(Excerpts from an interface dataset)
━━━━━━━━━━━━━━━━━━━━━━━━━━━━━━

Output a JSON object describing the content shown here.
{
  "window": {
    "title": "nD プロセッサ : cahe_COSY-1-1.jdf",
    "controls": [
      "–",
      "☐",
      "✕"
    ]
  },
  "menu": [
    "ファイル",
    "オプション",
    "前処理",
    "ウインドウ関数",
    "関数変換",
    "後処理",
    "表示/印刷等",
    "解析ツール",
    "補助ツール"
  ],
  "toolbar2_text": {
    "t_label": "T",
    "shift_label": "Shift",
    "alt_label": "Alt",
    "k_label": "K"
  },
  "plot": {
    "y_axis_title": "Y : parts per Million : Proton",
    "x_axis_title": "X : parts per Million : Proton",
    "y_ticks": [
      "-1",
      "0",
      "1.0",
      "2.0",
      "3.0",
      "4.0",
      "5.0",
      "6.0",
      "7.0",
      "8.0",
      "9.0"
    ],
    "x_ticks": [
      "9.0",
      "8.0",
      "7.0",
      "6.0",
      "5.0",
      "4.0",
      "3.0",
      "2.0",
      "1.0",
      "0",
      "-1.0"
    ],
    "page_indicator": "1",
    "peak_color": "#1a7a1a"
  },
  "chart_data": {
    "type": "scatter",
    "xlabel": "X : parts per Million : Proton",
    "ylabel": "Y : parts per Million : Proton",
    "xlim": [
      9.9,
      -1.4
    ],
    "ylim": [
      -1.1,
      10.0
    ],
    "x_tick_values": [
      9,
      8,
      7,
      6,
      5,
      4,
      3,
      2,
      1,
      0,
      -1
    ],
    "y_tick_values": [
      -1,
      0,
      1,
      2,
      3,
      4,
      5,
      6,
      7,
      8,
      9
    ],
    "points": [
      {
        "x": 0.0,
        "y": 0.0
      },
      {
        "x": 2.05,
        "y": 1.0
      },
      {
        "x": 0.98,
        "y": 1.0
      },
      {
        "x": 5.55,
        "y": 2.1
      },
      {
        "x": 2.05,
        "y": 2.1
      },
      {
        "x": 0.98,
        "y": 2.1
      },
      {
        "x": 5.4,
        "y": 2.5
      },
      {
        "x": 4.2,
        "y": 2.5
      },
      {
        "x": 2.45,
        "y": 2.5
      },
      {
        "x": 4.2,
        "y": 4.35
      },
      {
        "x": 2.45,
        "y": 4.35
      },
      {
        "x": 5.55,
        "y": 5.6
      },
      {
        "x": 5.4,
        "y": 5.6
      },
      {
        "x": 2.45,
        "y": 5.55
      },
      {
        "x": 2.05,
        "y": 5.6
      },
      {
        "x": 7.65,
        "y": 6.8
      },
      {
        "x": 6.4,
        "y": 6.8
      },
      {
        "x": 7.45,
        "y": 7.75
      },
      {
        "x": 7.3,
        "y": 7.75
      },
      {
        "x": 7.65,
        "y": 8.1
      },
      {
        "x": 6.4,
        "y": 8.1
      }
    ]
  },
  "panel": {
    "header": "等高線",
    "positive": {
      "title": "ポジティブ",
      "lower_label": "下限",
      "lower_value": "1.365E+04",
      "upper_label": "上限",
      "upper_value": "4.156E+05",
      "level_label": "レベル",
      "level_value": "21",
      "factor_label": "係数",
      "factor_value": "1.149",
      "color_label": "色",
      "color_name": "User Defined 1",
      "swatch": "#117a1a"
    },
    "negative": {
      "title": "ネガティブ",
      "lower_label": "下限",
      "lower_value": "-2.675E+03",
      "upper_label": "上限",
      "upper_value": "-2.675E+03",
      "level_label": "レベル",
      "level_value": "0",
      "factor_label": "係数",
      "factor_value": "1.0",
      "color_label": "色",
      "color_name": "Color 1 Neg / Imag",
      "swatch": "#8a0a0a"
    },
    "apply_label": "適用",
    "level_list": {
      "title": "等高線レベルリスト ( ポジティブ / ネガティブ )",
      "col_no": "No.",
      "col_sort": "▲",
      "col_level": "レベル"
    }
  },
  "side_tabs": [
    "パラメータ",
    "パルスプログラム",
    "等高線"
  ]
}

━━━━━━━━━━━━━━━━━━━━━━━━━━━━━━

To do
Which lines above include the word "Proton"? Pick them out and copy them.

Problem solution
    "y_axis_title": "Y : parts per Million : Proton",
    "x_axis_title": "X : parts per Million : Proton",
    "xlabel": "X : parts per Million : Proton",
    "ylabel": "Y : parts per Million : Proton",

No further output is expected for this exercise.